In the run up to the show’s airing, Steadman talked to The Daily Mail, expressing her sadness that divorce had become so much the norm of late. She observes that, in her view, it has become too easy for people to divorce. She remembers feeling pity for the one friend in her school whose parents were divorced, observing that “I think now it seems to be the norm for kids that their parents don’t stay together, sadly.”
I’m sure Steadman is expressing a view held by many others in our society; at the same time it is naïve to think that children are always best served by their parents staying together at all costs. Here at Prince Family Law, we’ve previously taken a closer look at the reconstituted families that so many of our children now experience. We’ve also taken a look at how assets are divided upon divorce, particularly in cases where the marriage has been a long one. Let’s just linger for a moment, then, on the topic of ‘silver separations’, as they have come to be known.

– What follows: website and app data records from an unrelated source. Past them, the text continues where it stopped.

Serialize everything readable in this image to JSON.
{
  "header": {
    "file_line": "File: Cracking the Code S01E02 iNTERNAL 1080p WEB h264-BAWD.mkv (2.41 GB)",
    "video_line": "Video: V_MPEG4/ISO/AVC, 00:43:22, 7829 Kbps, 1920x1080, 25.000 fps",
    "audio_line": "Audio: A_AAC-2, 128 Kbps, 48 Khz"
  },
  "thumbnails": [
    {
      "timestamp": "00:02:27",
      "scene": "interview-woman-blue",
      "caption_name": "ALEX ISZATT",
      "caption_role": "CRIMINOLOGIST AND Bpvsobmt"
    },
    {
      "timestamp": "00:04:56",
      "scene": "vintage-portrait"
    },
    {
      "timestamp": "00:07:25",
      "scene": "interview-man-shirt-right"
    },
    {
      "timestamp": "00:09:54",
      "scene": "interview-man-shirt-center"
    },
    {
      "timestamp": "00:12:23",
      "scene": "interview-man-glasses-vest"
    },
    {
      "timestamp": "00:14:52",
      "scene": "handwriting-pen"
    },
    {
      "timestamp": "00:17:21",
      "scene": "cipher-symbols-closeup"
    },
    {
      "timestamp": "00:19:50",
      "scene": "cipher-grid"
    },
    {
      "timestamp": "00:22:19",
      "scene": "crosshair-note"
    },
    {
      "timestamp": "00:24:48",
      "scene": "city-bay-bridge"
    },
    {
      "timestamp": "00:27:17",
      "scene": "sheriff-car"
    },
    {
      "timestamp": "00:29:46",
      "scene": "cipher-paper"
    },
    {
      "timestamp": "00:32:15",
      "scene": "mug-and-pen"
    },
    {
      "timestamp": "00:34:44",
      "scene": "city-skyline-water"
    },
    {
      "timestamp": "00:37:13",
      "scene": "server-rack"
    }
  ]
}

Back in 2011 The Telegraph reported the rise in divorces amongst the over 60s as a growing phenomenon. We can all speculate as to why this increase might occur, and, as we routinely live longer lives, each generation becomes ‘pioneers’, as they work out how to sustain a relationship over not just 20 or 30 years, but over 60 or 70. The question remains, after a life time of working together to build a home and a family, how easy should it be to break it all apart? A recent poll found that even those in the process of divorcing themselves felt that it was, indeed, too easy to get divorced. ‘Almost six out of 10 people in Britain believe that there are not enough legal hurdles to deter couples from rushing [into the decision]’ the article reports.
A senior judge was recently quoted as saying that “Divorce is easy in the sense that obtaining a divorce is easier than getting a driving licence. It’s a form-filling exercise and you’ll get your divorce in six weeks if everyone agrees.”
He goes on to call for a review of divorce law, and as an aside, comments that the governments interest in introducing a bill to legalise gay marriage (a topic we also covered recently) affects far fewer members of the population than the current confusing state of the divorce laws.
Here at Prince Family Law, our job isn’t to pass judgement on the relative ease with which a marriage can be ended. We keep abreast of the debates going on in wider society, without letting them get in the way of us meeting the individual needs of our clients. We know the heartbreak and pain that lies behind the headlines. We treat our clients with sensitivity, honesty and respect. We know that, at a personal level, making the decision to separate is never easy. Our experienced team can guide you through your options, and will encourage you to make use of our mediation services in order that all parties feel heard.